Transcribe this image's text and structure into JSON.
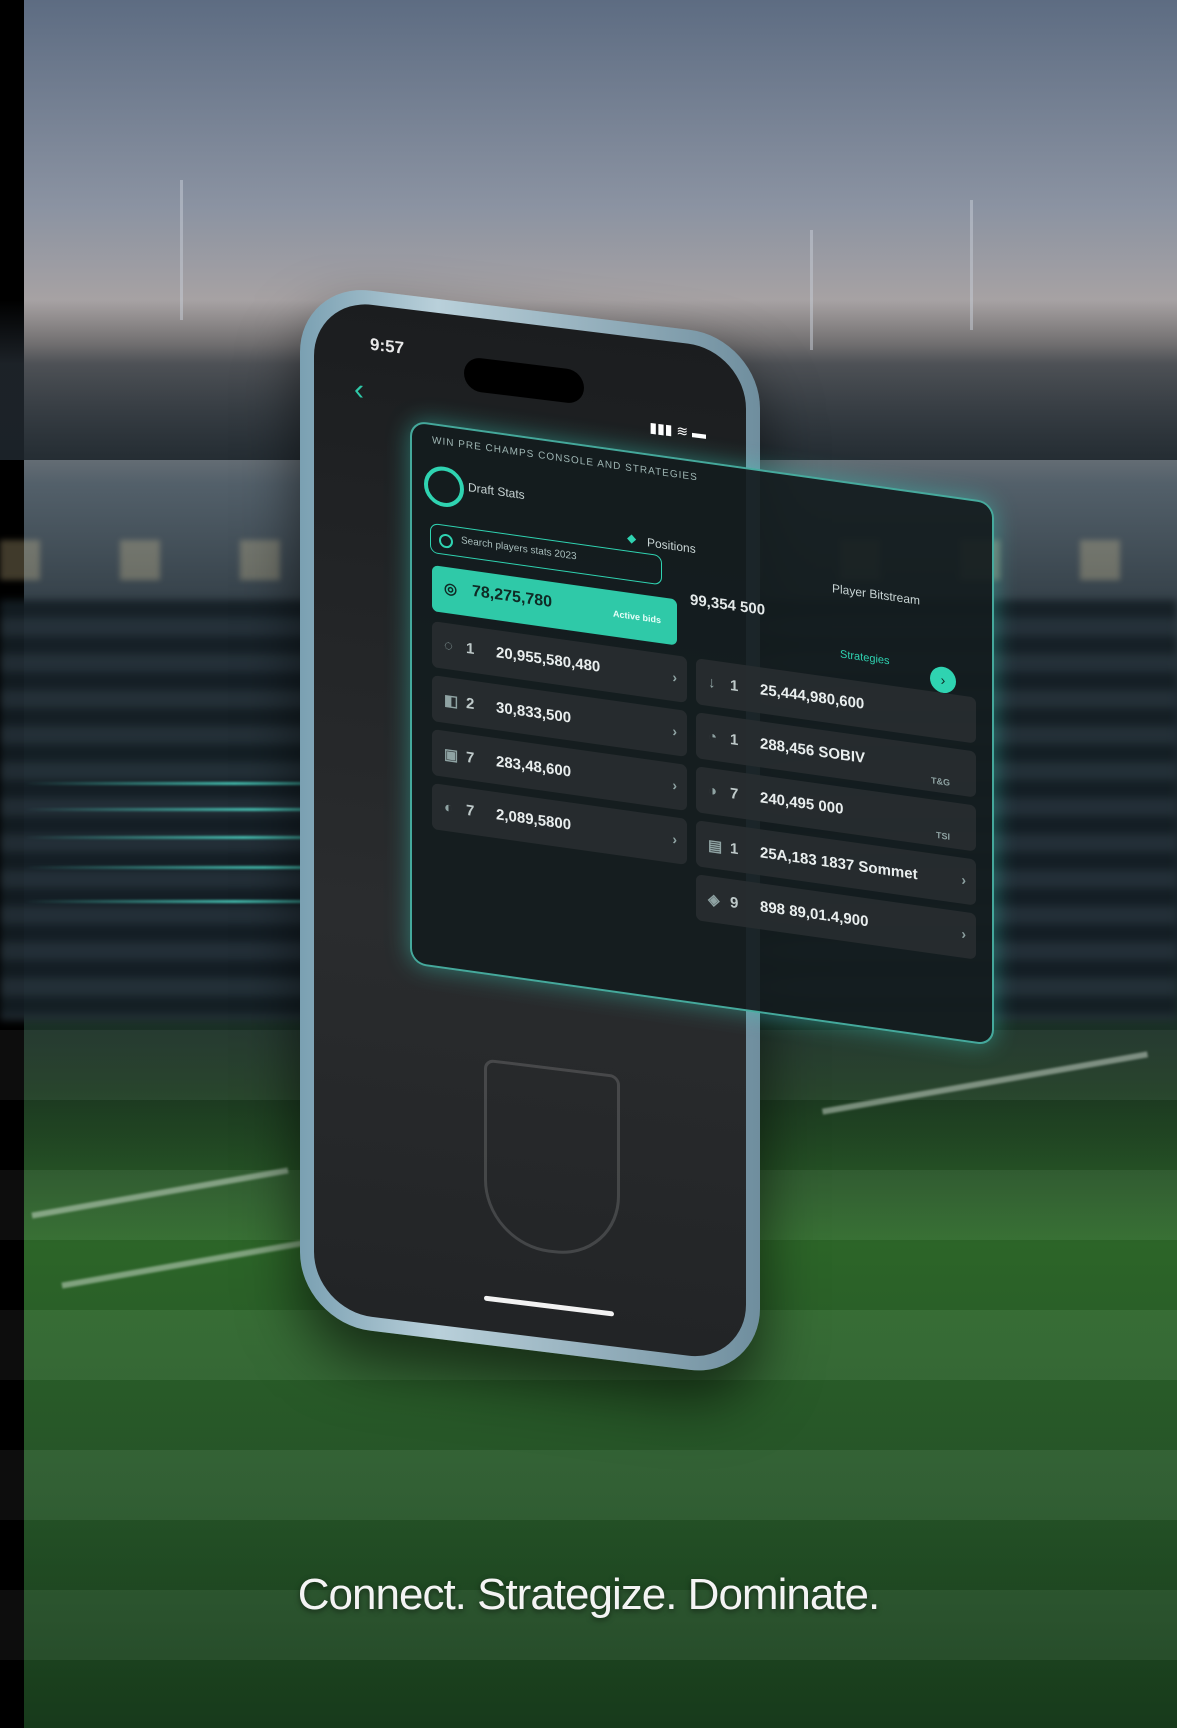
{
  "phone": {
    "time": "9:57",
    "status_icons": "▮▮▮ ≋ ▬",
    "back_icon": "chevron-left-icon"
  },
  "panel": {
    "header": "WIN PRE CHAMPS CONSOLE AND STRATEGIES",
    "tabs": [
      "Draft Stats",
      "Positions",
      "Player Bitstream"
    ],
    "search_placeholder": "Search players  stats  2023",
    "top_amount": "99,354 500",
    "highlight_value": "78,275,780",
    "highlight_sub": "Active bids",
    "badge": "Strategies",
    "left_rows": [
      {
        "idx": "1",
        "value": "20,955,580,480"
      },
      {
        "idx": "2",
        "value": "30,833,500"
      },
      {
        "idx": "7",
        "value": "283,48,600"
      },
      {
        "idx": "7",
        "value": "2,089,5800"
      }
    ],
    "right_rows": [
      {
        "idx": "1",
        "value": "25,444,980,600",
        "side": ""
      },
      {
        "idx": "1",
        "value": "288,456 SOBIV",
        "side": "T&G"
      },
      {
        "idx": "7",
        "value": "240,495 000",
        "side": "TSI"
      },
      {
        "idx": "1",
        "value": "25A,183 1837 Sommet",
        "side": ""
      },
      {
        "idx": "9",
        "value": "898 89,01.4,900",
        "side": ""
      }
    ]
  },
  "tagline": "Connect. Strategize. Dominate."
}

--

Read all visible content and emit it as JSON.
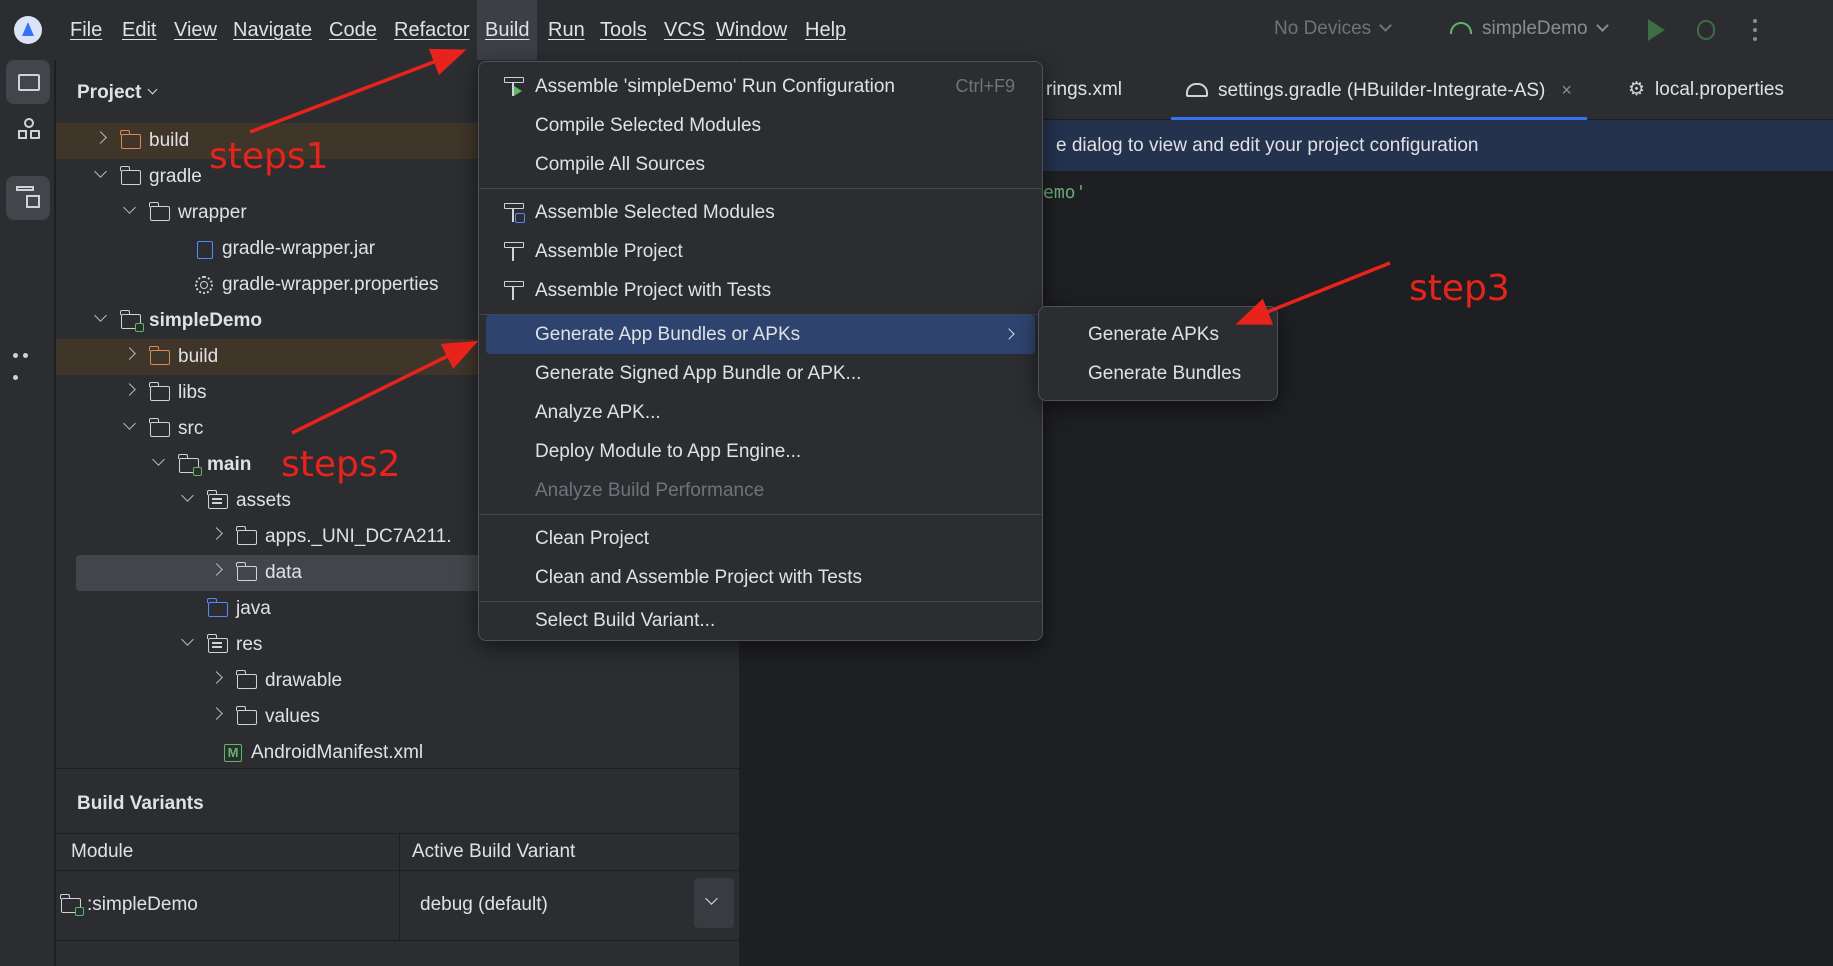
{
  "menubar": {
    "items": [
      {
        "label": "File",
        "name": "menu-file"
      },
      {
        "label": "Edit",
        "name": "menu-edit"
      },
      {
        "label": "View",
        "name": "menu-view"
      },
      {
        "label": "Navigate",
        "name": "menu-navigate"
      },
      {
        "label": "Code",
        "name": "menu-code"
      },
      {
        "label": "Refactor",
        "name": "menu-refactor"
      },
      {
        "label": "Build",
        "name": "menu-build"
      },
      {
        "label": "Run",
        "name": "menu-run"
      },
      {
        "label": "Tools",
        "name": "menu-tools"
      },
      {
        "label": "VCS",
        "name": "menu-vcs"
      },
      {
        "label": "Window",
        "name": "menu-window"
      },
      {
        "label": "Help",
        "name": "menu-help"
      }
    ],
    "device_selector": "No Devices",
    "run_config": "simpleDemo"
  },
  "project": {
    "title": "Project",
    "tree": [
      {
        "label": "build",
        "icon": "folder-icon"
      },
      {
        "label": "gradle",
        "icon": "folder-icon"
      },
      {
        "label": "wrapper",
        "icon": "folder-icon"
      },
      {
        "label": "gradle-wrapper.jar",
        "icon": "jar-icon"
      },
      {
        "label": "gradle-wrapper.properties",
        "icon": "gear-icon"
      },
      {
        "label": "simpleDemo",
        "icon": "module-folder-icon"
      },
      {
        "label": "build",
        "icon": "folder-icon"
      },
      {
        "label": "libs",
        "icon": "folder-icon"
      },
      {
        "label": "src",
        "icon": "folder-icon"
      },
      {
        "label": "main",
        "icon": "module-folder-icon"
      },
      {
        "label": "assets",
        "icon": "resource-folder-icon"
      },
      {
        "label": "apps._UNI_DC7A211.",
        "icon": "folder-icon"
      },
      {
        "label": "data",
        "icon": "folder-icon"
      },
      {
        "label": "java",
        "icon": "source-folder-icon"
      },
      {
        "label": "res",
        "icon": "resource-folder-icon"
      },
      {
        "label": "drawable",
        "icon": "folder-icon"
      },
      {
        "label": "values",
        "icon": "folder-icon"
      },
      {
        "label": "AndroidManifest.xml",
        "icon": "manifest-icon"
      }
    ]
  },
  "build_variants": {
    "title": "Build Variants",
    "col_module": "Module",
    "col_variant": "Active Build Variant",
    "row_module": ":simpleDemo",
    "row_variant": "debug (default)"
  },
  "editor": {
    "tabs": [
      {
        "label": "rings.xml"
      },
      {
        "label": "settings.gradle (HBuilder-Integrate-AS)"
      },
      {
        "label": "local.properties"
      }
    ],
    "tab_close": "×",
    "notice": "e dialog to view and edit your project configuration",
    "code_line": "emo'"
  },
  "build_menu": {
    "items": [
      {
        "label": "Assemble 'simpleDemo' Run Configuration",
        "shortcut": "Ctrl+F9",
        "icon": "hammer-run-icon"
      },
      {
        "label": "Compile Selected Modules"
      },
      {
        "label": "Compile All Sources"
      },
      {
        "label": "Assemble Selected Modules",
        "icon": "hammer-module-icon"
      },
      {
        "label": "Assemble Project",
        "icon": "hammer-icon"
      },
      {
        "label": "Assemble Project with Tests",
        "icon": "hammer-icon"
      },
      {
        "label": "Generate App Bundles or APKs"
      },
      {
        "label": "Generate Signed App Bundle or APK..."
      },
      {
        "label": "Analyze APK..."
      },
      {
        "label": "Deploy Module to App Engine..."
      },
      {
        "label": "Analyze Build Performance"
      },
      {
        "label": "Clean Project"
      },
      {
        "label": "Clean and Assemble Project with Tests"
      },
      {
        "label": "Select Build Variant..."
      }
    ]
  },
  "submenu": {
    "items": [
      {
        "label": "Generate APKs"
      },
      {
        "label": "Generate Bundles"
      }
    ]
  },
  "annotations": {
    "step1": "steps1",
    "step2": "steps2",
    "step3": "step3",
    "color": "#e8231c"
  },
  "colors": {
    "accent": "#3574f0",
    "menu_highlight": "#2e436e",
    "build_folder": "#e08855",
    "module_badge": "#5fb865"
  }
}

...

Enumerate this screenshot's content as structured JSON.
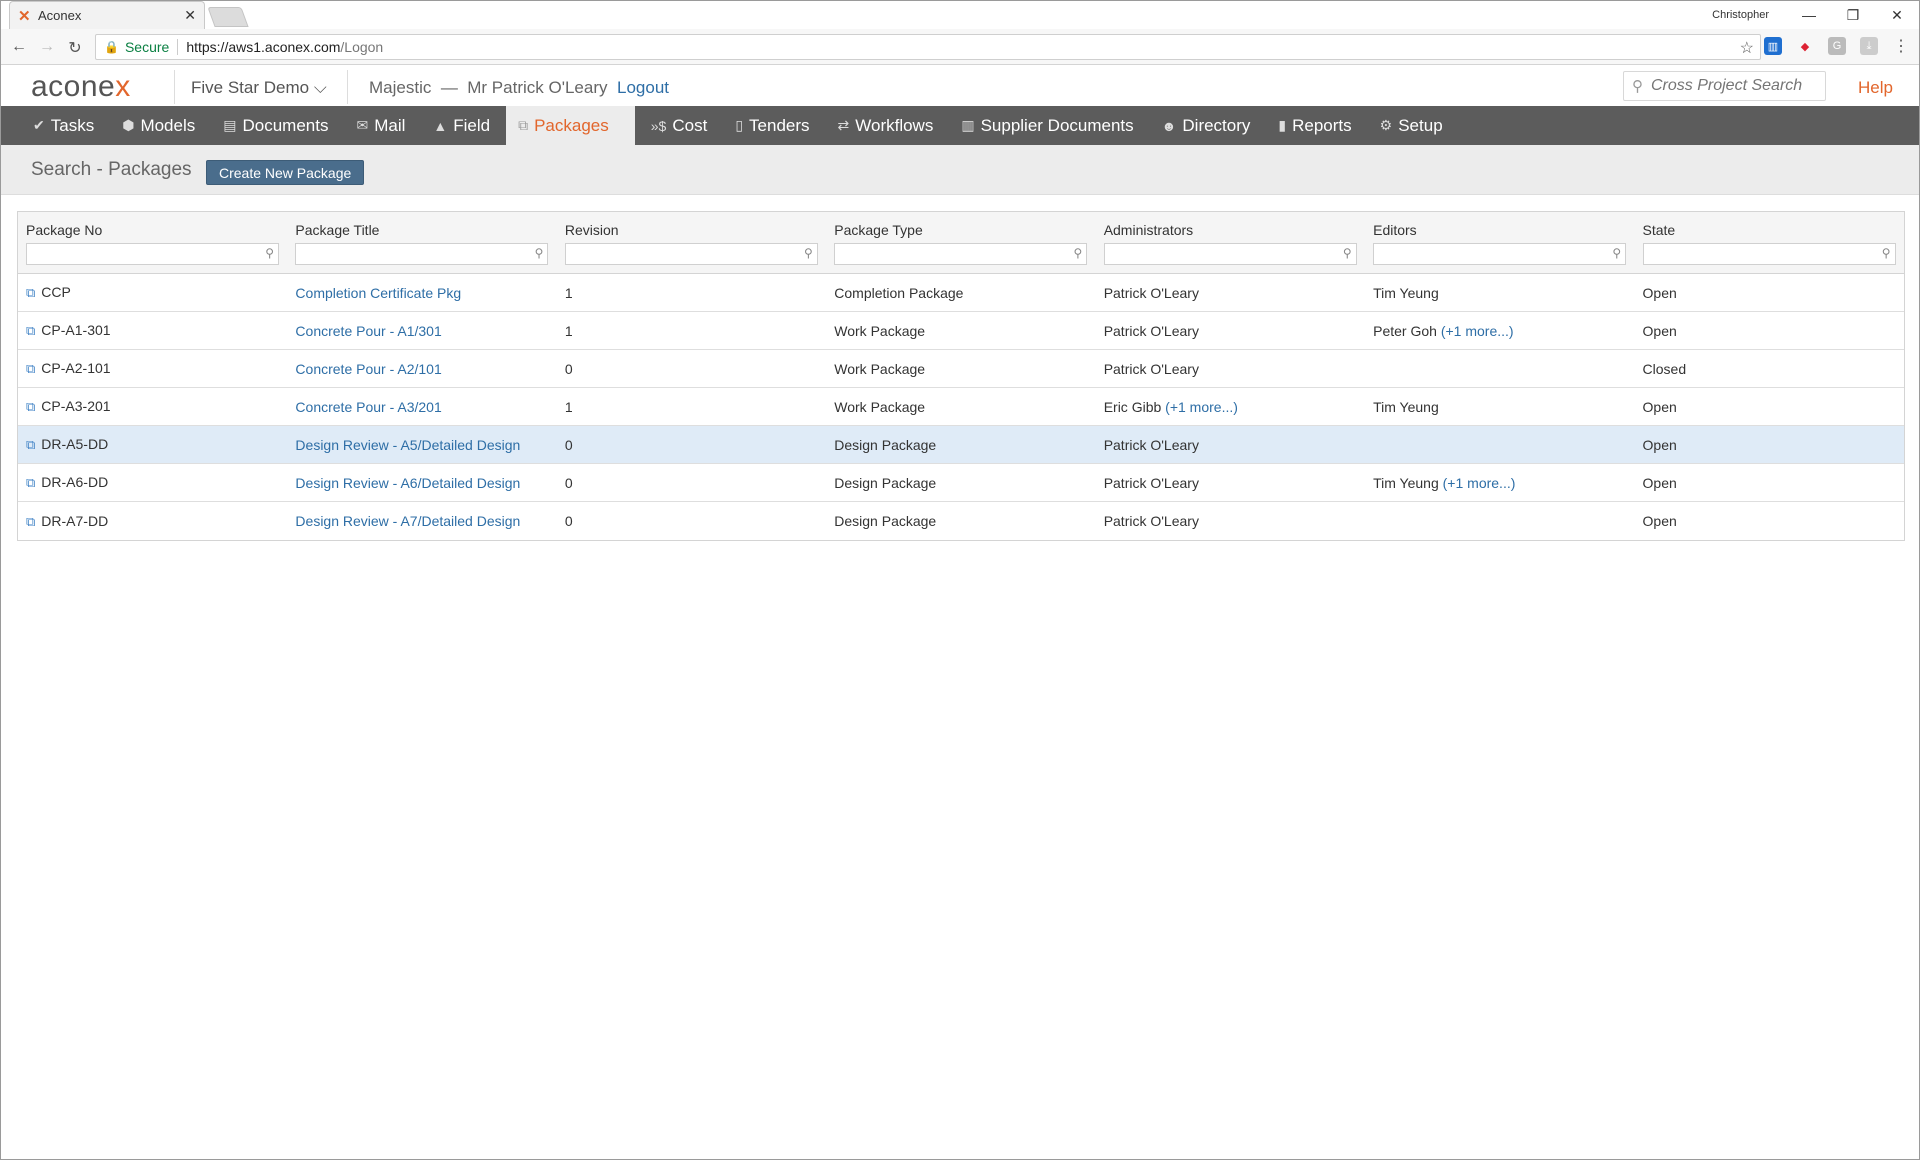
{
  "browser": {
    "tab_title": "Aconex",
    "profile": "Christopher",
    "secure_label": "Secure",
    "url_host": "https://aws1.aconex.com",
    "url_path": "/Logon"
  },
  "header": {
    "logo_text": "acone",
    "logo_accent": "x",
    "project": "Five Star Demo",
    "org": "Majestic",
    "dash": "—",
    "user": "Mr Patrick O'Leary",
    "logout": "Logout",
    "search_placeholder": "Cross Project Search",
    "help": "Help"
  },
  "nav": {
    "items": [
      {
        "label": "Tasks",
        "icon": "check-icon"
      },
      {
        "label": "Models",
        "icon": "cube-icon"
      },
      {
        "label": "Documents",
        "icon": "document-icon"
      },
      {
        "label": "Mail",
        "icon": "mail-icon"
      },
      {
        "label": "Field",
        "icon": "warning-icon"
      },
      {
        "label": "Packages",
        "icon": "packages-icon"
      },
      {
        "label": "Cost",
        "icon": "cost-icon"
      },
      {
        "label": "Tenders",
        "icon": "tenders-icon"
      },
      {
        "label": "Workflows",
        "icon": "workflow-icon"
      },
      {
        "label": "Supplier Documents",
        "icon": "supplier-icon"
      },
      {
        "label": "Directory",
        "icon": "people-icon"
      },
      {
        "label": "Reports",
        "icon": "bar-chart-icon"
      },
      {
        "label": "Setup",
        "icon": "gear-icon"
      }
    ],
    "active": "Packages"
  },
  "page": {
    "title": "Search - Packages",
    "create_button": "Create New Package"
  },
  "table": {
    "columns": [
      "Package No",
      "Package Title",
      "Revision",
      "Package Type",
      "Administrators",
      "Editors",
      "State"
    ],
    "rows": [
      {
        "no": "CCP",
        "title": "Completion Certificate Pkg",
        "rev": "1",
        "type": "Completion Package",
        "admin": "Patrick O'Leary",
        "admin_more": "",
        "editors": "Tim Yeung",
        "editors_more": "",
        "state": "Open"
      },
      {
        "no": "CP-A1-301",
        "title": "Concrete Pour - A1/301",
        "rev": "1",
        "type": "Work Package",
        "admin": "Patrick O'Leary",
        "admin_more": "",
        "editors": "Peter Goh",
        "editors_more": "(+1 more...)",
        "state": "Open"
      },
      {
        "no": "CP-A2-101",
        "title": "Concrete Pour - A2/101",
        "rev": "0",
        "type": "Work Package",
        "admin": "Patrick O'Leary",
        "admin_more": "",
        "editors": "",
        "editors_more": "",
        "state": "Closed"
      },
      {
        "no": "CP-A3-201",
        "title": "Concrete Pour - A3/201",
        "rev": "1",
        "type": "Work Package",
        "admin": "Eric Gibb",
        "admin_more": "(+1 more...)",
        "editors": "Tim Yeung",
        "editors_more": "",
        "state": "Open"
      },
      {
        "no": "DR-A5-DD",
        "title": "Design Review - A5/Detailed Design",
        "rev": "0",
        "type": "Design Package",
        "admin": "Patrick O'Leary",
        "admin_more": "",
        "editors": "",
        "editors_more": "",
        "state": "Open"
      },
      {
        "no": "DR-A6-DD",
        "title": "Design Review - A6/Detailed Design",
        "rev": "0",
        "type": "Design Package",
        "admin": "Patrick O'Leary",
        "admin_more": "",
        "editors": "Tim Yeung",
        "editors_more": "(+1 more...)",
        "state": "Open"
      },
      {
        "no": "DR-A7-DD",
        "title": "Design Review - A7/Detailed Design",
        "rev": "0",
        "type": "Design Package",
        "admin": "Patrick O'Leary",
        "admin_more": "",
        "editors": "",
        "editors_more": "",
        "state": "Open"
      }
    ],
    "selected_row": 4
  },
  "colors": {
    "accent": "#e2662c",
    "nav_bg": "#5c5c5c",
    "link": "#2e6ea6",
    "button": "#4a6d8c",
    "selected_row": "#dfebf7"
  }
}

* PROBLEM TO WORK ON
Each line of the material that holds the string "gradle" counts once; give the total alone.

* ANSWER TO THE PROBLEM
4